=== Section Start ===

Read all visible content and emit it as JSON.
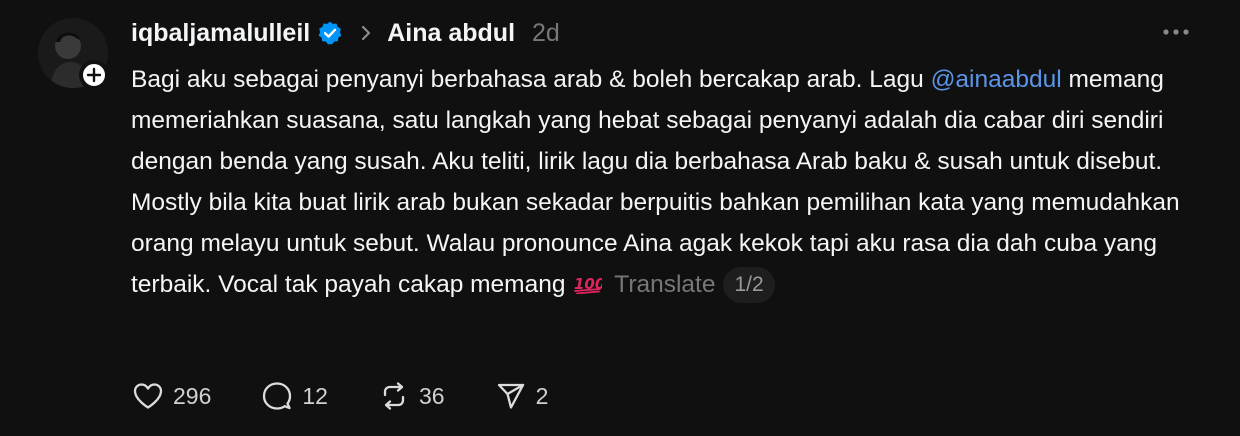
{
  "post": {
    "author": "iqbaljamalulleil",
    "reply_to": "Aina abdul",
    "time": "2d",
    "text": {
      "part1": "Bagi aku sebagai penyanyi berbahasa arab & boleh bercakap arab. Lagu ",
      "mention": "@ainaabdul",
      "part2": " memang memeriahkan suasana, satu langkah yang hebat sebagai penyanyi adalah dia cabar diri sendiri dengan benda yang susah. Aku teliti, lirik lagu dia berbahasa Arab baku & susah untuk disebut. Mostly bila kita buat lirik arab bukan sekadar berpuitis bahkan pemilihan kata yang memudahkan orang melayu untuk sebut. Walau pronounce Aina agak kekok tapi aku rasa dia dah cuba yang terbaik. Vocal tak payah cakap memang "
    },
    "emoji": "100",
    "translate_label": "Translate",
    "page_indicator": "1/2"
  },
  "actions": {
    "likes": "296",
    "replies": "12",
    "reposts": "36",
    "shares": "2"
  },
  "icons": {
    "verified": "verified-badge-icon",
    "chevron": "chevron-right-icon",
    "more": "more-dots-icon",
    "like": "heart-icon",
    "reply": "comment-icon",
    "repost": "repost-icon",
    "share": "share-icon",
    "follow": "plus-icon"
  },
  "colors": {
    "background": "#101010",
    "text": "#f3f5f7",
    "muted": "#777777",
    "mention": "#5b95e7",
    "verified": "#0095f6",
    "emoji": "#e0245e"
  }
}
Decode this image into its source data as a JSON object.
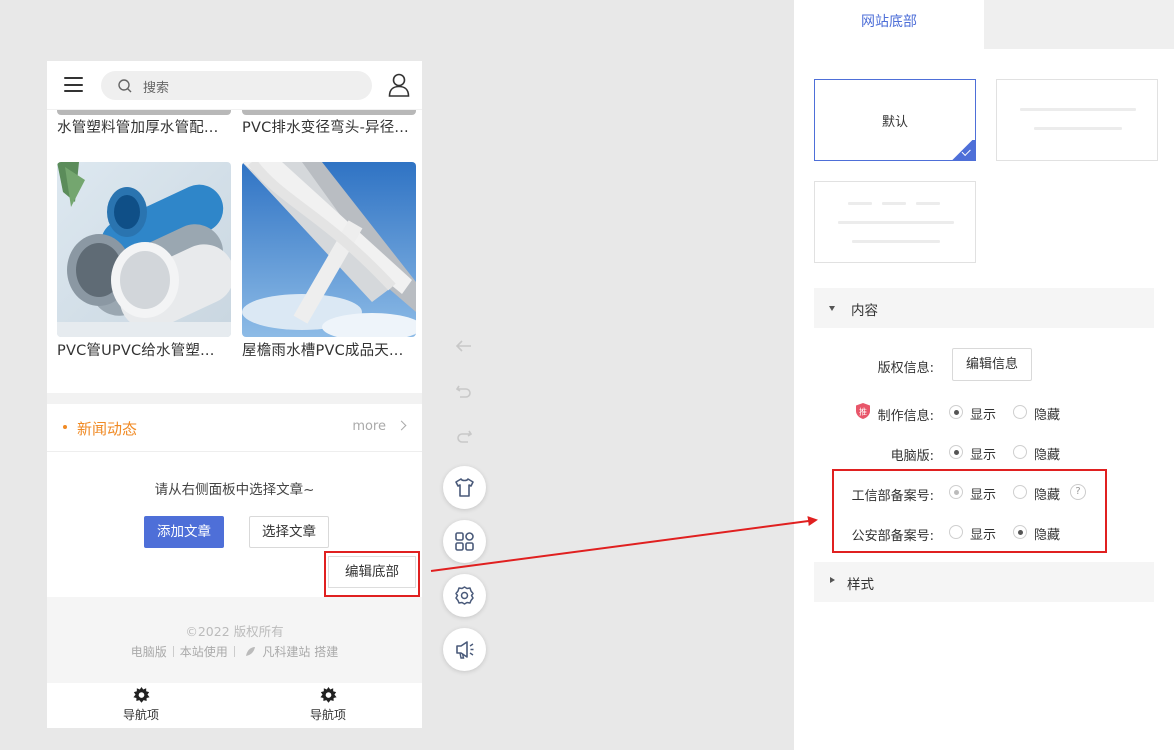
{
  "search": {
    "placeholder": "搜索"
  },
  "products": [
    {
      "title": "水管塑料管加厚水管配..."
    },
    {
      "title": "PVC排水变径弯头-异径..."
    },
    {
      "title": "PVC管UPVC给水管塑..."
    },
    {
      "title": "屋檐雨水槽PVC成品天..."
    }
  ],
  "news": {
    "title": "新闻动态",
    "more": "more",
    "hint": "请从右侧面板中选择文章~",
    "add_button": "添加文章",
    "select_button": "选择文章"
  },
  "edit_footer_button": "编辑底部",
  "footer": {
    "copyright": "©2022 版权所有",
    "links": [
      "电脑版",
      "本站使用",
      "凡科建站 搭建"
    ]
  },
  "tabbar": [
    {
      "label": "导航项"
    },
    {
      "label": "导航项"
    }
  ],
  "panel": {
    "tab": "网站底部",
    "style_default_label": "默认",
    "content_section": "内容",
    "style_section": "样式",
    "rows": {
      "copyright_label": "版权信息:",
      "copyright_button": "编辑信息",
      "producer_label": "制作信息:",
      "pc_label": "电脑版:",
      "miit_label": "工信部备案号:",
      "police_label": "公安部备案号:",
      "show": "显示",
      "hide": "隐藏",
      "help": "?"
    }
  },
  "colors": {
    "accent": "#4e6fd8",
    "news_orange": "#f08a24",
    "highlight_red": "#e02020"
  }
}
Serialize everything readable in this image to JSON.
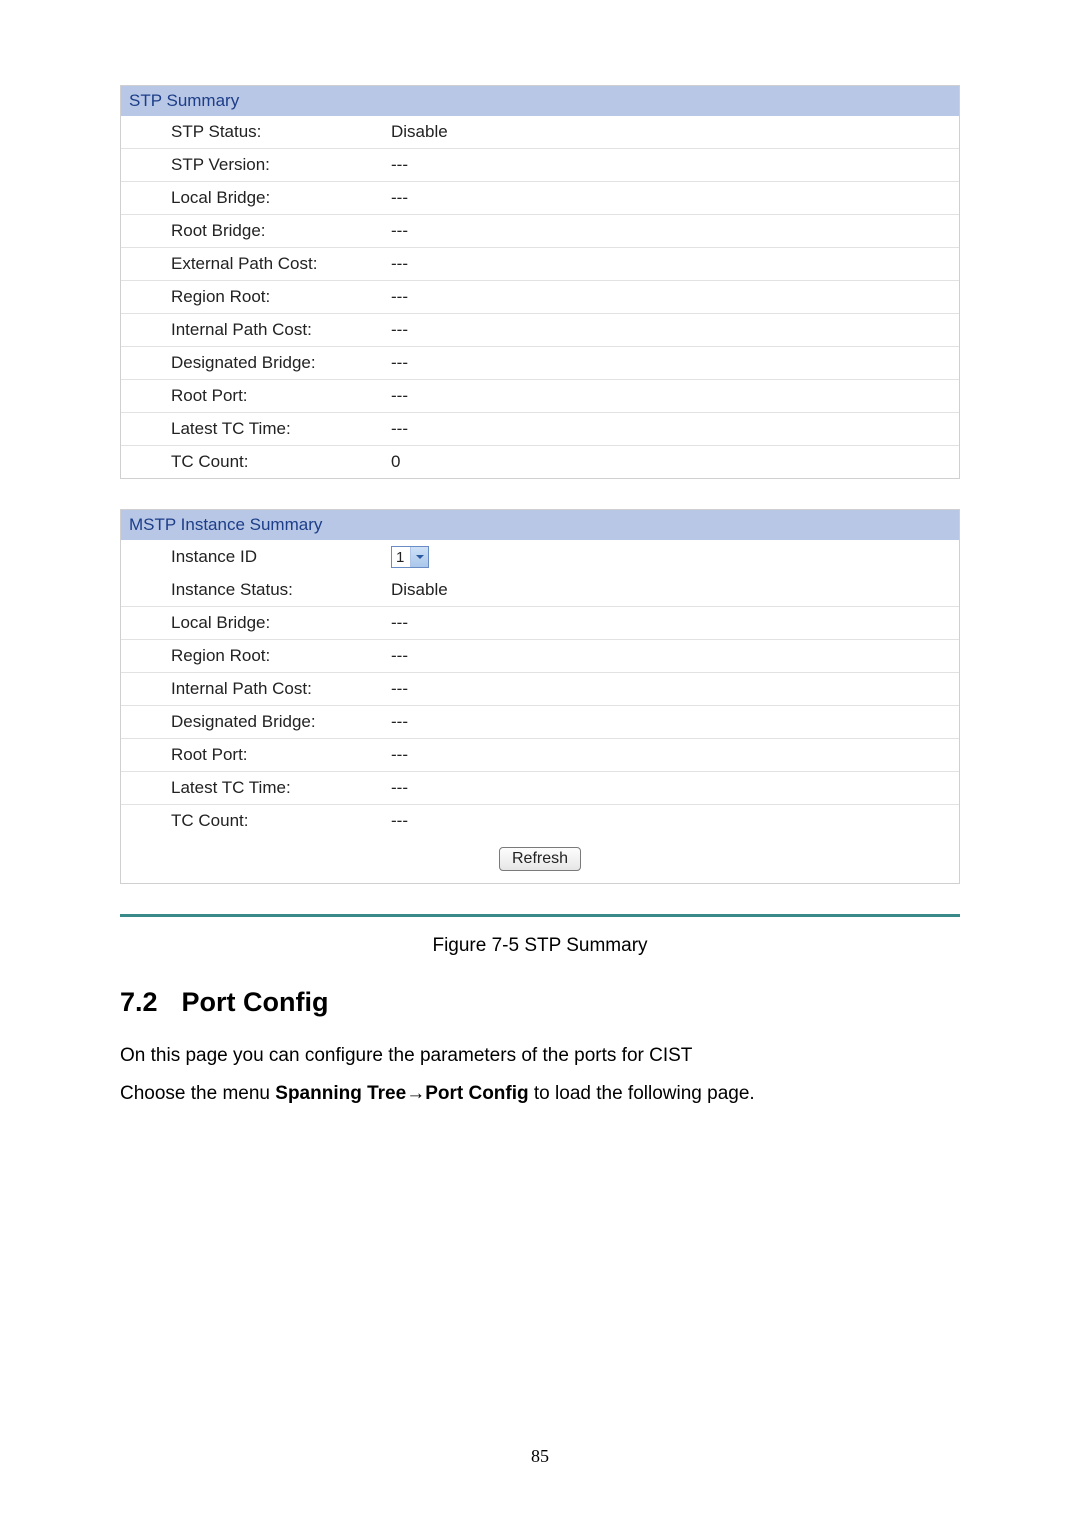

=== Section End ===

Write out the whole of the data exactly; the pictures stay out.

> _Result of this exercise_
Read all visible content and emit it as JSON.
{
  "post": {
    "author": "iqbaljamalulleil",
    "reply_to": "Aina abdul",
    "time": "2d",
    "text": {
      "part1": "Bagi aku sebagai penyanyi berbahasa arab & boleh bercakap arab. Lagu ",
      "mention": "@ainaabdul",
      "part2": " memang memeriahkan suasana, satu langkah yang hebat sebagai penyanyi adalah dia cabar diri sendiri dengan benda yang susah. Aku teliti, lirik lagu dia berbahasa Arab baku & susah untuk disebut. Mostly bila kita buat lirik arab bukan sekadar berpuitis bahkan pemilihan kata yang memudahkan orang melayu untuk sebut. Walau pronounce Aina agak kekok tapi aku rasa dia dah cuba yang terbaik. Vocal tak payah cakap memang "
    },
    "emoji": "100",
    "translate_label": "Translate",
    "page_indicator": "1/2"
  },
  "actions": {
    "likes": "296",
    "replies": "12",
    "reposts": "36",
    "shares": "2"
  },
  "icons": {
    "verified": "verified-badge-icon",
    "chevron": "chevron-right-icon",
    "more": "more-dots-icon",
    "like": "heart-icon",
    "reply": "comment-icon",
    "repost": "repost-icon",
    "share": "share-icon",
    "follow": "plus-icon"
  },
  "colors": {
    "background": "#101010",
    "text": "#f3f5f7",
    "muted": "#777777",
    "mention": "#5b95e7",
    "verified": "#0095f6",
    "emoji": "#e0245e"
  }
}
Decode this image into its source data as a JSON object.
{
  "search": {
    "placeholder": "搜索"
  },
  "products": [
    {
      "title": "水管塑料管加厚水管配..."
    },
    {
      "title": "PVC排水变径弯头-异径..."
    },
    {
      "title": "PVC管UPVC给水管塑..."
    },
    {
      "title": "屋檐雨水槽PVC成品天..."
    }
  ],
  "news": {
    "title": "新闻动态",
    "more": "more",
    "hint": "请从右侧面板中选择文章~",
    "add_button": "添加文章",
    "select_button": "选择文章"
  },
  "edit_footer_button": "编辑底部",
  "footer": {
    "copyright": "©2022 版权所有",
    "links": [
      "电脑版",
      "本站使用",
      "凡科建站 搭建"
    ]
  },
  "tabbar": [
    {
      "label": "导航项"
    },
    {
      "label": "导航项"
    }
  ],
  "panel": {
    "tab": "网站底部",
    "style_default_label": "默认",
    "content_section": "内容",
    "style_section": "样式",
    "rows": {
      "copyright_label": "版权信息:",
      "copyright_button": "编辑信息",
      "producer_label": "制作信息:",
      "pc_label": "电脑版:",
      "miit_label": "工信部备案号:",
      "police_label": "公安部备案号:",
      "show": "显示",
      "hide": "隐藏",
      "help": "?"
    }
  },
  "colors": {
    "accent": "#4e6fd8",
    "news_orange": "#f08a24",
    "highlight_red": "#e02020"
  }
}
Serialize everything readable in this image to JSON.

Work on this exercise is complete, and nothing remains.